Upon taking off his headset, it became clear to those at the booth that the man was crying! When awkwardly asked if he enjoyed the film, he began to recount a story from his youth. As a child the man lived in a coastal village in the Republic of Congo, and would often see schools of mobula ray swimming up and down the coastline. Apparently the villagers have not seen these rays in years, and no one had any idea why. The project leader sat with him for a further 10 minutes, answering his many questions about mobula conservation and the threats that face them. The next day, the man returned with the rest of his Party Delegation, including the Head of Delegation who would ultimately cast the final vote on any species proposal. One by one the group watched the VR film, and while none of them removed the headset with tears in their eyes, it was apparent that they had all been emotionally moved as well.
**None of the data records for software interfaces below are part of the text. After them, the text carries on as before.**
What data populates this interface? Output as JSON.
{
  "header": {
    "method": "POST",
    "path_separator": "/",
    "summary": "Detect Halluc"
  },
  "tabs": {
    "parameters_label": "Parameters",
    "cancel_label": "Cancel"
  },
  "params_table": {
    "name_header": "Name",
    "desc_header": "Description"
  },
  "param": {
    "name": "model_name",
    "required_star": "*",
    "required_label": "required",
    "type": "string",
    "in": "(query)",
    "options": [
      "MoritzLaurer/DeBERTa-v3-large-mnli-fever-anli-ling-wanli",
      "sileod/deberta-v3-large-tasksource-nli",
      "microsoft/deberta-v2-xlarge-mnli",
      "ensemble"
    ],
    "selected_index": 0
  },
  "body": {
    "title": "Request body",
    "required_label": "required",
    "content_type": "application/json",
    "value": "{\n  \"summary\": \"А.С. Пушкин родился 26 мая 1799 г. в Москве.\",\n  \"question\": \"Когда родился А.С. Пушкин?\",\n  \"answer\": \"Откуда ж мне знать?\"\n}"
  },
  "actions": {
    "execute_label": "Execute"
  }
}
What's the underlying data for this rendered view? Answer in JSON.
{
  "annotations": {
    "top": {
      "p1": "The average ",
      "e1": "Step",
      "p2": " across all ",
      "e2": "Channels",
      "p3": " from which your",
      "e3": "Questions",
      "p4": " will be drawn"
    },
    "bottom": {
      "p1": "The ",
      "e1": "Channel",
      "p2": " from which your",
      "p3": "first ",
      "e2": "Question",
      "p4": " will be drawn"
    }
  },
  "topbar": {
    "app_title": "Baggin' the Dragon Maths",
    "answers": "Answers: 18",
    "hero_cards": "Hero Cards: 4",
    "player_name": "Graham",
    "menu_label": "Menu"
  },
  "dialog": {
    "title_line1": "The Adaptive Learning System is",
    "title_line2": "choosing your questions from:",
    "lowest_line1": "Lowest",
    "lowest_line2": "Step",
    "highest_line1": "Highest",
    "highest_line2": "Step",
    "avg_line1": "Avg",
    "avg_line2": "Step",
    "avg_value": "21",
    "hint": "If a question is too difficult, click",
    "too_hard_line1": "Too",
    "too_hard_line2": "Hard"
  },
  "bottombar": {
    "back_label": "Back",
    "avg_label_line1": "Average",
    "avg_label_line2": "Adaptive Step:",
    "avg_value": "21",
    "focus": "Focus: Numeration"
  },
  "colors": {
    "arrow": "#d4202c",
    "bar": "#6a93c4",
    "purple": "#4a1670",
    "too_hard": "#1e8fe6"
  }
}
The Republic of Congo was one of the African nations noted by PEW as 'undecided / leaning towards no' for the shark and mobula proposals. The Head of Delegation later confirmed that the film had helped them make up their mind, and that they would now vote in favor of all three proposals. He went on to organize a brief meeting with the heads of the various shark and ray NGOs, to discuss how their country should implement wider marine conservation initatives along their coastline."
It is stories like this one that make Danny's project extra special. Danny's project is a perfect example of how films create impact - and choosing the appropriate audience for a film can heavily determine what the impact of the film is. Danny targeted CITES delegates with his film, and using an innovative method of technology immersed viewers into the world of this threatened species. Undecided nations were swayed to vote in favor of protecting the mobulid rays - and now this important marine species has protection! We are so grateful to have worked with him and know this is not the last we will see of Danny Copeland! Currently Danny is gathering underwater VR content of endangered marine megafauna around the world, for a virtual reality educational exhibit at The Dubai Aquarium. We wish him all the best in this and all future endevours!
Learn more about the CMG Action Grant program here.